CLOSE
iStock
iStock

Scientists Can Identify Emotions Through Brain Activity

iStock
iStock

Scientists can’t yet read your mind, but they might be able to identify when you’re in emotional pain. In a new study published in PLOS Biology, psychology researchers from the University of Colorado, Boulder and the University of Pittsburgh report being able to identify the intensity of a negative emotional reaction via the patterns of brain activity with 93 percent accuracy.

More than 180 participants of various ages looked at images designed to elicit negative emotional reactions in the lab (images of injuries, car wrecks, piles of poop, etc.). Another 30 participants received pain stimulation from heat in order to differentiate the brain’s response to physical and emotional pain. The researchers then used a portion of the fMRI scans of these subjects’ brains to create an algorithm that could predict the intensity of the participants’ pain by identifying a distinct pattern of neuron activation.

In tests, this algorithm was able to predict the intensity of the participants’ emotions with a 93 percent accuracy compared to a self-reported survey of their emotional state (a simple numbered scale where 1 indicated neutral feelings and 5 indicated strong negative feelings). The algorithm could also distinguish between physical and emotional pain with 92 percent accuracy.

While less than 200 people is not quite enough to create a definitive neurological illustration of emotional pain, it can provide important data about how the brain processes emotions. “Emotions are central to our daily lives and emotional dysregulation is at the heart of many brain- and body-related disorders, but we don't have a clear understanding of how emotions are processed in the brain,” says lead author Luke Chang, previously a post-doctoral researcher at the University of Colorado and now an assistant professor at Dartmouth. “Thus, understanding the neurobiological mechanisms that generate and reduce negative emotional experiences is paramount.”

nextArticle.image_alt|e
Kohske Takahashi, i-Perception (2017)
arrow
fun
Can You Figure Out This Newly Discovered Optical Illusion?
Kohske Takahashi, i-Perception (2017)
Kohske Takahashi, i-Perception (2017)

Ready to have your mind boggled? Take a look at the image above.

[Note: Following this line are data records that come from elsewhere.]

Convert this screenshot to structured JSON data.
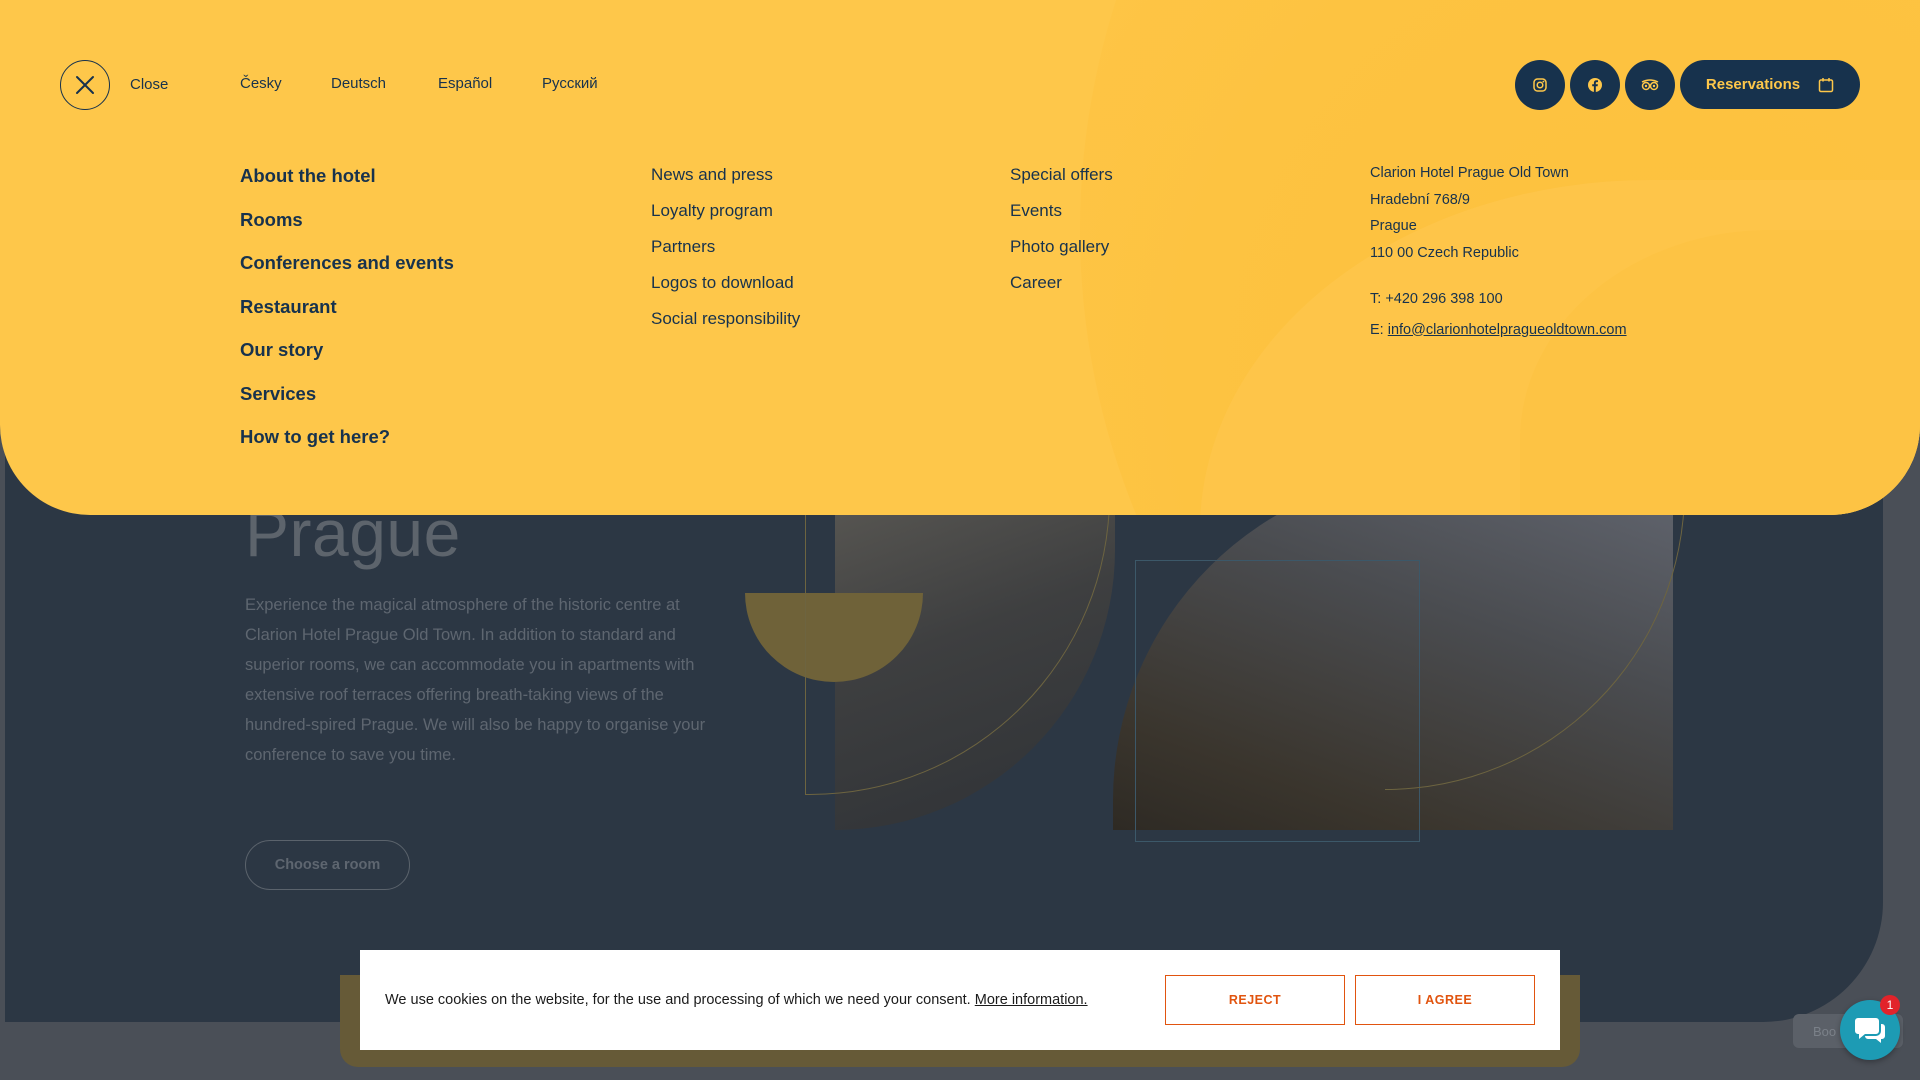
{
  "hero": {
    "title": "Prague",
    "description": "Experience the magical atmosphere of the historic centre at Clarion Hotel Prague Old Town. In addition to standard and superior rooms, we can accommodate you in apartments with extensive roof terraces offering breath-taking views of the hundred-spired Prague. We will also be happy to organise your conference to save you time.",
    "cta_label": "Choose a room",
    "side_button_label": "Boo"
  },
  "menu": {
    "close_label": "Close",
    "languages": [
      "Česky",
      "Deutsch",
      "Español",
      "Русский"
    ],
    "social_icons": [
      "instagram-icon",
      "facebook-icon",
      "tripadvisor-icon"
    ],
    "reservations_label": "Reservations",
    "main_links": [
      "About the hotel",
      "Rooms",
      "Conferences and events",
      "Restaurant",
      "Our story",
      "Services",
      "How to get here?"
    ],
    "links_col2": [
      "News and press",
      "Loyalty program",
      "Partners",
      "Logos to download",
      "Social responsibility"
    ],
    "links_col3": [
      "Special offers",
      "Events",
      "Photo gallery",
      "Career"
    ],
    "contact": {
      "name": "Clarion Hotel Prague Old Town",
      "street": "Hradební 768/9",
      "city": "Prague",
      "zip_country": "110 00 Czech Republic",
      "phone_prefix": "T: ",
      "phone": "+420 296 398 100",
      "email_prefix": "E: ",
      "email": "info@clarionhotelpragueoldtown.com"
    }
  },
  "cookie": {
    "text": "We use cookies on the website, for the use and processing of which we need your consent.",
    "more_info": "More information.",
    "reject_label": "REJECT",
    "agree_label": "I AGREE"
  },
  "chat": {
    "badge_count": "1"
  },
  "colors": {
    "menu_bg": "#fec74a",
    "navy": "#17324d",
    "accent_orange": "#e1540f",
    "chat_teal": "#1d9bb4"
  }
}
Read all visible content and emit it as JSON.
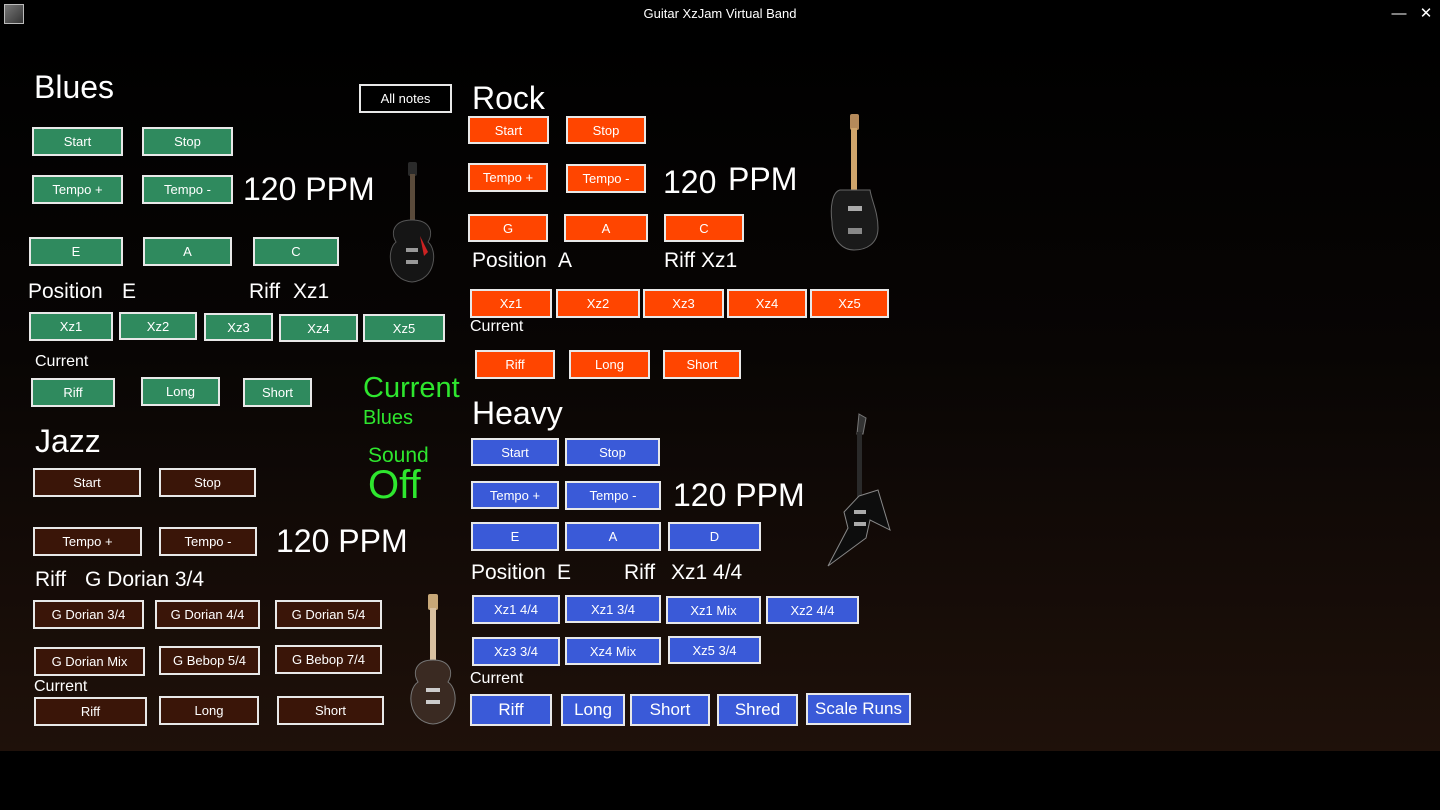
{
  "window": {
    "title": "Guitar XzJam Virtual Band",
    "min": "—",
    "max": "□",
    "close": "✕"
  },
  "all_notes": "All notes",
  "blues": {
    "title": "Blues",
    "start": "Start",
    "stop": "Stop",
    "tempo_up": "Tempo +",
    "tempo_down": "Tempo -",
    "ppm": "120 PPM",
    "keys": [
      "E",
      "A",
      "C"
    ],
    "position_label": "Position",
    "position_value": "E",
    "riff_label": "Riff",
    "riff_value": "Xz1",
    "riffs": [
      "Xz1",
      "Xz2",
      "Xz3",
      "Xz4",
      "Xz5"
    ],
    "current": "Current",
    "modes": [
      "Riff",
      "Long",
      "Short"
    ]
  },
  "rock": {
    "title": "Rock",
    "start": "Start",
    "stop": "Stop",
    "tempo_up": "Tempo +",
    "tempo_down": "Tempo -",
    "ppm_value": "120",
    "ppm_unit": "PPM",
    "keys": [
      "G",
      "A",
      "C"
    ],
    "position_label": "Position",
    "position_value": "A",
    "riff_text": "Riff Xz1",
    "riffs": [
      "Xz1",
      "Xz2",
      "Xz3",
      "Xz4",
      "Xz5"
    ],
    "current": "Current",
    "modes": [
      "Riff",
      "Long",
      "Short"
    ]
  },
  "status": {
    "current": "Current",
    "style": "Blues",
    "sound": "Sound",
    "state": "Off"
  },
  "jazz": {
    "title": "Jazz",
    "start": "Start",
    "stop": "Stop",
    "tempo_up": "Tempo +",
    "tempo_down": "Tempo -",
    "ppm": "120 PPM",
    "riff_label": "Riff",
    "riff_value": "G Dorian 3/4",
    "riffs": [
      "G Dorian 3/4",
      "G Dorian 4/4",
      "G Dorian 5/4",
      "G Dorian Mix",
      "G Bebop 5/4",
      "G Bebop 7/4"
    ],
    "current": "Current",
    "modes": [
      "Riff",
      "Long",
      "Short"
    ]
  },
  "heavy": {
    "title": "Heavy",
    "start": "Start",
    "stop": "Stop",
    "tempo_up": "Tempo +",
    "tempo_down": "Tempo -",
    "ppm": "120 PPM",
    "keys": [
      "E",
      "A",
      "D"
    ],
    "position_label": "Position",
    "position_value": "E",
    "riff_label": "Riff",
    "riff_value": "Xz1 4/4",
    "riffs": [
      "Xz1 4/4",
      "Xz1 3/4",
      "Xz1 Mix",
      "Xz2 4/4",
      "Xz3 3/4",
      "Xz4  Mix",
      "Xz5 3/4"
    ],
    "current": "Current",
    "modes": [
      "Riff",
      "Long",
      "Short",
      "Shred",
      "Scale Runs"
    ]
  },
  "colors": {
    "blues": "#2f8a5e",
    "rock": "#ff4500",
    "heavy": "#3a5ad8",
    "jazz": "#3a1508",
    "status": "#2ee62e"
  }
}
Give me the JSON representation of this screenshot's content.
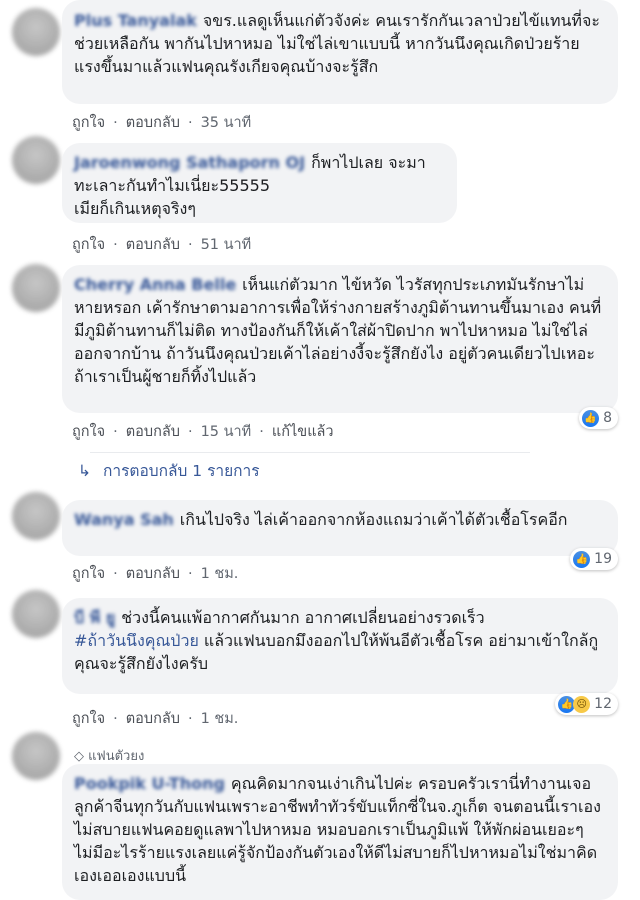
{
  "comments": [
    {
      "author": "Plus Tanyalak",
      "text": "จขร.แลดูเห็นแก่ตัวจังค่ะ คนเรารักกันเวลาป่วยไข้แทนที่จะช่วยเหลือกัน พากันไปหาหมอ ไม่ใช่ไล่เขาแบบนี้ หากวันนึงคุณเกิดป่วยร้ายแรงขึ้นมาแล้วแฟนคุณรังเกียจคุณบ้างจะรู้สึก",
      "like": "ถูกใจ",
      "reply": "ตอบกลับ",
      "time": "35 นาที"
    },
    {
      "author": "Jaroenwong Sathaporn OJ",
      "text": "ก็พาไปเลย จะมาทะเลาะกันทำไมเนี่ยะ55555",
      "text2": "เมียก็เกินเหตุจริงๆ",
      "like": "ถูกใจ",
      "reply": "ตอบกลับ",
      "time": "51 นาที"
    },
    {
      "author": "Cherry Anna Belle",
      "text": "เห็นแก่ตัวมาก ไข้หวัด ไวรัสทุกประเภทมันรักษาไม่หายหรอก เค้ารักษาตามอาการเพื่อให้ร่างกายสร้างภูมิต้านทานขึ้นมาเอง คนที่มีภูมิต้านทานก็ไม่ติด ทางป้องกันก็ให้เค้าใส่ผ้าปิดปาก พาไปหาหมอ ไม่ใช่ไล่ออกจากบ้าน ถ้าวันนึงคุณป่วยเค้าไล่อย่างงี้จะรู้สึกยังไง อยู่ตัวคนเดียวไปเหอะ ถ้าเราเป็นผู้ชายก็ทิ้งไปแล้ว",
      "like": "ถูกใจ",
      "reply": "ตอบกลับ",
      "time": "15 นาที",
      "edited": "แก้ไขแล้ว",
      "reaction_count": "8",
      "replies_label": "การตอบกลับ 1 รายการ"
    },
    {
      "author": "Wanya Sah",
      "text": "เกินไปจริง ไล่เค้าออกจากห้องแถมว่าเค้าได้ตัวเชื้อโรคอีก",
      "like": "ถูกใจ",
      "reply": "ตอบกลับ",
      "time": "1 ชม.",
      "reaction_count": "19"
    },
    {
      "author": "บี พี ยู",
      "text": "ช่วงนี้คนแพ้อากาศกันมาก อากาศเปลี่ยนอย่างรวดเร็ว",
      "hashtag": "#ถ้าวันนึงคุณป่วย",
      "text_after_hashtag": "แล้วแฟนบอกมึงออกไปให้พ้นอีตัวเชื้อโรค อย่ามาเข้าใกล้กู",
      "text2": "คุณจะรู้สึกยังไงครับ",
      "like": "ถูกใจ",
      "reply": "ตอบกลับ",
      "time": "1 ชม.",
      "reaction_count": "12"
    },
    {
      "badge": "แฟนตัวยง",
      "author": "Pookpik U-Thong",
      "text": "คุณคิดมากจนเง่าเกินไปค่ะ ครอบครัวเรานี่ทำงานเจอลูกค้าจีนทุกวันกับแฟนเพราะอาชีพทำทัวร์ขับแท็กซี่ในจ.ภูเก็ต จนตอนนี้เราเองไม่สบายแฟนคอยดูแลพาไปหาหมอ หมอบอกเราเป็นภูมิแพ้ ให้พักผ่อนเยอะๆ ไม่มีอะไรร้ายแรงเลยแค่รู้จักป้องกันตัวเองให้ดีไม่สบายก็ไปหาหมอไม่ใช่มาคิดเองเออเองแบบนี้"
    }
  ],
  "separator": "·",
  "colors": {
    "link": "#385898",
    "bubble": "#f2f3f5",
    "like": "#1877f2"
  },
  "icons": [
    "avatar",
    "like-icon",
    "sad-icon",
    "reply-arrow-icon",
    "diamond-icon"
  ]
}
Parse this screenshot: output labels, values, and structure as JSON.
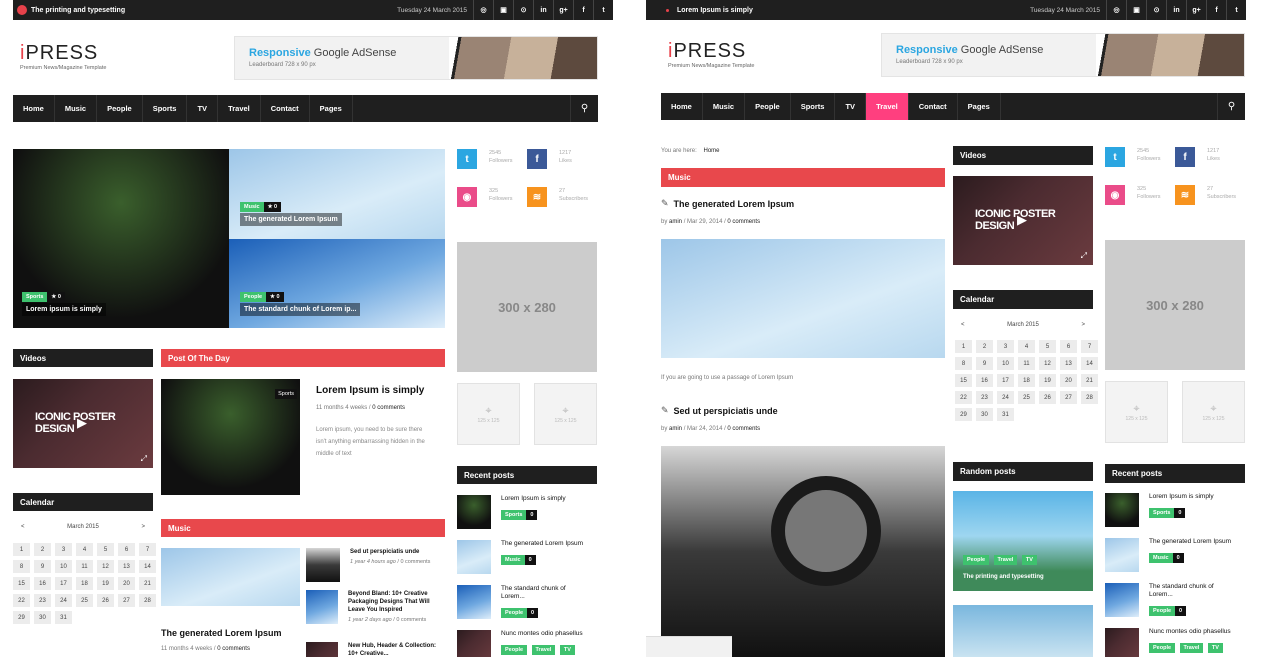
{
  "topbar": {
    "title_left": "The printing and typesetting",
    "title_right": "Lorem Ipsum is simply",
    "date": "Tuesday 24 March 2015",
    "social": [
      "◎",
      "▣",
      "⊙",
      "in",
      "g+",
      "f",
      "t"
    ]
  },
  "logo": {
    "name_i": "i",
    "name": "PRESS",
    "tagline": "Premium News/Magazine Template"
  },
  "ad": {
    "responsive": "Responsive",
    "rest": " Google AdSense",
    "sub": "Leaderboard 728 x 90 px"
  },
  "nav": {
    "items": [
      "Home",
      "Music",
      "People",
      "Sports",
      "TV",
      "Travel",
      "Contact",
      "Pages"
    ],
    "active_right": "Travel"
  },
  "featured": {
    "big": {
      "tag": "Sports",
      "stars": "★ 0",
      "title": "Lorem ipsum is simply"
    },
    "top": {
      "tag": "Music",
      "stars": "★ 0",
      "title": "The generated Lorem Ipsum"
    },
    "bottom": {
      "tag": "People",
      "stars": "★ 0",
      "title": "The standard chunk of Lorem ip..."
    }
  },
  "social_counts": [
    {
      "icon": "t",
      "count": "2545",
      "label": "Followers",
      "color": "#2ba6e1"
    },
    {
      "icon": "f",
      "count": "1217",
      "label": "Likes",
      "color": "#3b5998"
    },
    {
      "icon": "◉",
      "count": "325",
      "label": "Followers",
      "color": "#ea4c89"
    },
    {
      "icon": "≋",
      "count": "27",
      "label": "Subscribers",
      "color": "#f7931e"
    }
  ],
  "ads": {
    "big": "300 x 280",
    "small": "125 x 125"
  },
  "videos": {
    "heading": "Videos",
    "poster_text": "ICONIC POSTER DESIGN"
  },
  "calendar": {
    "heading": "Calendar",
    "month": "March 2015",
    "prev": "<",
    "next": ">",
    "days": [
      "1",
      "2",
      "3",
      "4",
      "5",
      "6",
      "7",
      "8",
      "9",
      "10",
      "11",
      "12",
      "13",
      "14",
      "15",
      "16",
      "17",
      "18",
      "19",
      "20",
      "21",
      "22",
      "23",
      "24",
      "25",
      "26",
      "27",
      "28",
      "29",
      "30",
      "31"
    ]
  },
  "potd": {
    "heading": "Post Of The Day",
    "tag": "Sports",
    "title": "Lorem Ipsum is simply",
    "meta_time": "11 months 4 weeks",
    "meta_sep": " / ",
    "meta_comments": "0 comments",
    "excerpt": "Lorem ipsum, you need to be sure there isn't anything embarrassing hidden in the middle of text"
  },
  "music": {
    "heading": "Music",
    "main_title": "The generated Lorem Ipsum",
    "main_meta_time": "11 months 4 weeks",
    "main_meta_comments": "0 comments",
    "list": [
      {
        "title": "Sed ut perspiciatis unde",
        "time": "1 year 4 hours ago",
        "comments": "0 comments"
      },
      {
        "title": "Beyond Bland: 10+ Creative Packaging Designs That Will Leave You Inspired",
        "time": "1 year 2 days ago",
        "comments": "0 comments"
      },
      {
        "title": "New Hub, Header & Collection: 10+ Creative...",
        "time": "",
        "comments": ""
      }
    ]
  },
  "recent": {
    "heading": "Recent posts",
    "items": [
      {
        "title": "Lorem Ipsum is simply",
        "tags": [
          "Sports"
        ],
        "count": "0"
      },
      {
        "title": "The generated Lorem Ipsum",
        "tags": [
          "Music"
        ],
        "count": "0"
      },
      {
        "title": "The standard chunk of Lorem...",
        "tags": [
          "People"
        ],
        "count": "0"
      },
      {
        "title": "Nunc montes odio phasellus",
        "tags": [
          "People",
          "Travel",
          "TV"
        ],
        "count": "0"
      }
    ]
  },
  "breadcrumb": {
    "label": "You are here:",
    "home": "Home"
  },
  "category": {
    "heading": "Music",
    "posts": [
      {
        "title": "The generated Lorem Ipsum",
        "author": "amin",
        "date": "Mar 29, 2014",
        "comments": "0 comments",
        "excerpt": "If you are going to use a passage of Lorem Ipsum"
      },
      {
        "title": "Sed ut perspiciatis unde",
        "author": "amin",
        "date": "Mar 24, 2014",
        "comments": "0 comments"
      }
    ]
  },
  "random": {
    "heading": "Random posts",
    "tags": [
      "People",
      "Travel",
      "TV"
    ],
    "title": "The printing and typesetting"
  }
}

What shape are the lines? Do they look like curves, or zigzags?

The image, spotted by Digg, is a new type of optical illusion published in the aptly named journal i-Perception. Discovered by Japanese psychologist Kohske Takahashi, it’s called the “curvature blindness illusion,” because—spoiler—the contrast of the lines against the gray background makes our eye see some of the lines as zigzags when, in fact, they’re all smooth curves.

The illusion relies on a few different factors, according to the three experiments Takahashi conducted. For it to work, the lines have to change contrast just at or after the peak of the curve, reversing the contrast against the background. You’ll notice that the zigzags only appear against the gray section of the background, and even against that gray background, not every line looks angled. The lines that look curvy change contrast midway between the peaks and the valleys of the line, whereas the lines that look like they contain sharp angles change contrast right at the peak and valley. The curve has to be relatively gentle, too.

Go ahead, stare at it for a while.

[h/t Digg]

nextArticle.image_alt|e
iStock
arrow
literature
Vivid Imagery Makes Poetry More Pleasurable, According to Psychologists
iStock
iStock

Contrary to what English teachers led us to believe, most readers don’t judge poetry based on factors like alliteration and rhyme. In fact, a new study published in the journal Psychology of Aesthetics, Creativity, and the Arts suggests that vivid imagery (i.e. sense-evoking description) is what makes a poem compelling, according to Smithsonian.

To determine why some poetic works are aesthetically pleasing while others are less so, researchers from New York University and the Max Planck Institute for Empirical Aesthetics in Frankfurt, Germany, had more than 400 online volunteers read and rate 111 haikus and 16 sonnets. Participants answered questions about each one, including how vivid its imagery was, whether it was relaxing or stimulating, how aesthetically pleasing they found it, and whether its content was positive or negative.

Not surprisingly, taste varied among subjects. But researchers did find, overall, that poems containing colorful imagery were typically perceived as more pleasurable. (For example, one favorite work among subjects described flowers as blooming and spreading like fire.) Emotional valence—a poem's emotional impact—also played a smaller role, with readers ranking positive poems as more appealing than negative ones. Poems that received low rankings were typically negative, and lacked vivid imagery.

Researchers think that vivid poems might also be more interesting ones, which could explain their popularity in this particular study. In the future, they hope to use similar methodology to investigate factors that might influence our enjoyment of music, literature, and movies.

[h/t Smithsonian]

SECTIONS

arrow
LIVE SMARTER
More from mental floss studios